The combination of both employers and employees both relying on government assistance to stay afloat is unsustainable and will continually fuel the state’s labor shortage.
The responsibility of making the necessary changes to incentivize Delaware’s residents to work, allowing businesses to reach their full potential and giving Delawareans the return to normal that they desperately need lies in the hands of Gov. Carney.
One of A Better Delaware’s four pillars is lower taxes for Delawareans and businesses. While we usually focus on just state-level issues, new tax increases are being discussed at both the state and federal level.
Outside of President Biden’s new tax proposal, Delaware has had a few of its own recently, including a new income tax bracket that failed in the house. Despite still recovering from a pandemic and expecting over $2 billion from the federal government, state lawmakers said raising taxes was simply the right thing to do.
Raising taxes discourages economic development, business growth, and personal spending and saving. When our economy is looking to recover, how could this be the right thing?
Even the Secretary of Finance Rick Geisenberger worried the bill would risk decreasing personal income tax revenue. This is because high-income individuals, including tens of thousands of people who pay nonresident taxes, would simply leave Delaware or work from home in neighboring states to avoid the higher tax. The bill would also mean Delaware has more tax brackets than any other state except Hawaii.
Increasing the income tax would make Delaware less competitive with our neighbors, particularly Pennsylvania, as Delaware’s top marginal rate would be higher than the rates in neighboring states, with the exception of New Jersey.

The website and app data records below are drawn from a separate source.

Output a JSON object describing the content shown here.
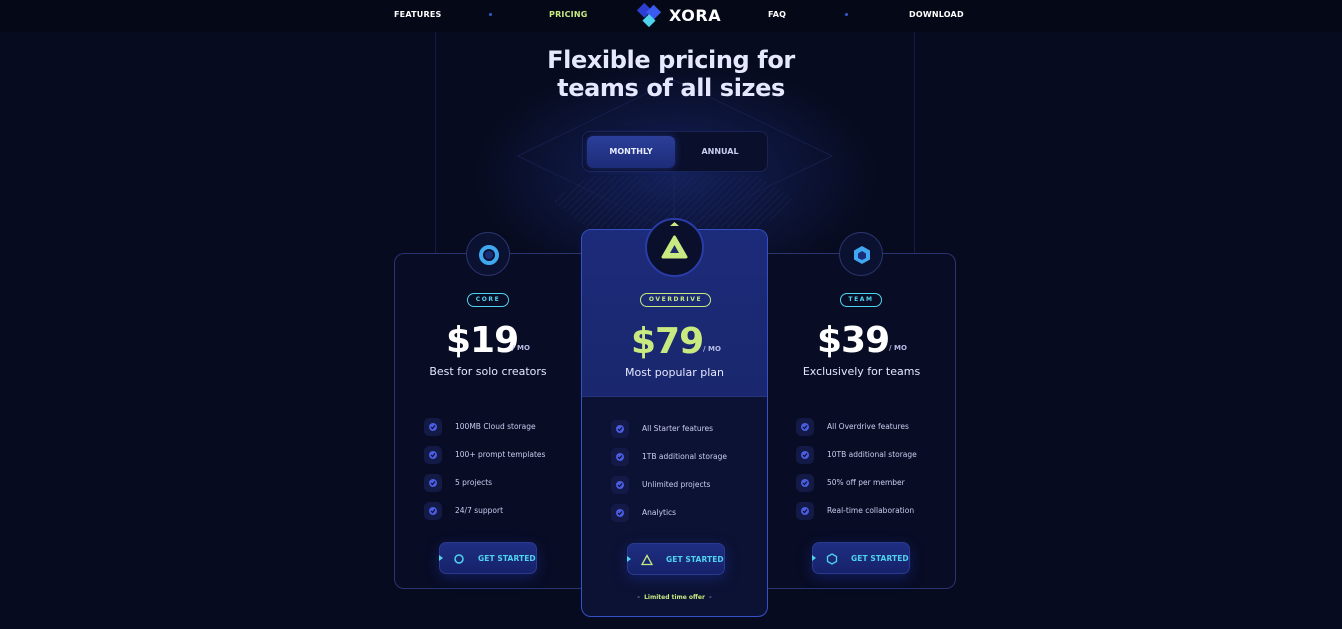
{
  "nav": {
    "features": "FEATURES",
    "pricing": "PRICING",
    "brand": "XORA",
    "faq": "FAQ",
    "download": "DOWNLOAD"
  },
  "heading": {
    "line1": "Flexible pricing for",
    "line2": "teams of all sizes"
  },
  "billing_toggle": {
    "monthly": "MONTHLY",
    "annual": "ANNUAL",
    "selected": "MONTHLY"
  },
  "plans": [
    {
      "badge": "CORE",
      "price": "$19",
      "period": "/ MO",
      "description": "Best for solo creators",
      "features": [
        "100MB Cloud storage",
        "100+ prompt templates",
        "5 projects",
        "24/7 support"
      ],
      "cta": "GET STARTED",
      "icon": "circle-ring-icon"
    },
    {
      "badge": "OVERDRIVE",
      "price": "$79",
      "period": "/ MO",
      "description": "Most popular plan",
      "features": [
        "All Starter features",
        "1TB additional storage",
        "Unlimited projects",
        "Analytics"
      ],
      "cta": "GET STARTED",
      "offer": "Limited time offer",
      "icon": "triangle-icon"
    },
    {
      "badge": "TEAM",
      "price": "$39",
      "period": "/ MO",
      "description": "Exclusively for teams",
      "features": [
        "All Overdrive features",
        "10TB additional storage",
        "50% off per member",
        "Real-time collaboration"
      ],
      "cta": "GET STARTED",
      "icon": "hexagon-icon"
    }
  ],
  "colors": {
    "background": "#070b1f",
    "accent_lime": "#c8ea80",
    "accent_cyan": "#4fd4f0",
    "accent_blue": "#3650c8"
  }
}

Outside of this bill, raising any taxes over the next few years would be irresponsible fiscal policy. Delaware is looking at a surplus of over $600 million, plus over $2 billion total from federal stimulus. Any additional revenue grabs would serve no purpose for our residents.
You’ll hear many people tout Delaware’s status as a “tax-free” state, but that simply is not the case. Yes, Delaware does not have the sales tax, but we more than make up for that. Take for example the reason why we are able to avoid having a sales tax: the gross receipts tax. Delaware is one of only seven states with a gross receipts tax. These invisible sales taxes raise prices as these taxes are shifted onto consumers, and tend to impact lower incomes the most.
Delaware’s has the highest per capita revenue from corporate license fees and the fifth-highest per capita corporate income tax revenue. As if that wasn’t enough, Delaware has one of the highest individual income taxes and the highest real estate transfer tax in the nation.
Since 2016, Governor Carney approved large tax increases, but he did not work alone. The taxes started as bills heard and voted on in Dover that were approved for his final vote. Delaware’s tax increases over the last two General Assemblies (2016-2018, 2018-2020) were the 6th highest in the nation.
These tax increases were estimated to raise more than $200 million annually, the exact amount the state claimed was a “surplus” before COVID.
Instead of hurting residents, businesses, and the overall economy, we should avoid adding new spending programs that would require any tax increase, and focus on funding our $1.9 billion in unfunded pension benefits that have been largely ignored for years. This total is massive: for perspective, our pension debt is more than a quarter of the state’s annual budget.
Delaware’s fiscal condition is ranked 44th in the nation, in part due to its unfunded pension deficit, and is why Truth in Accounting’s audit of Delaware’s financial situation resulted in an F grade.
Delaware will eventually be obligated to pay its pensions, and lawmakers should turn their attention from what they believe is the right thing to do, to what is actually best for their constituents.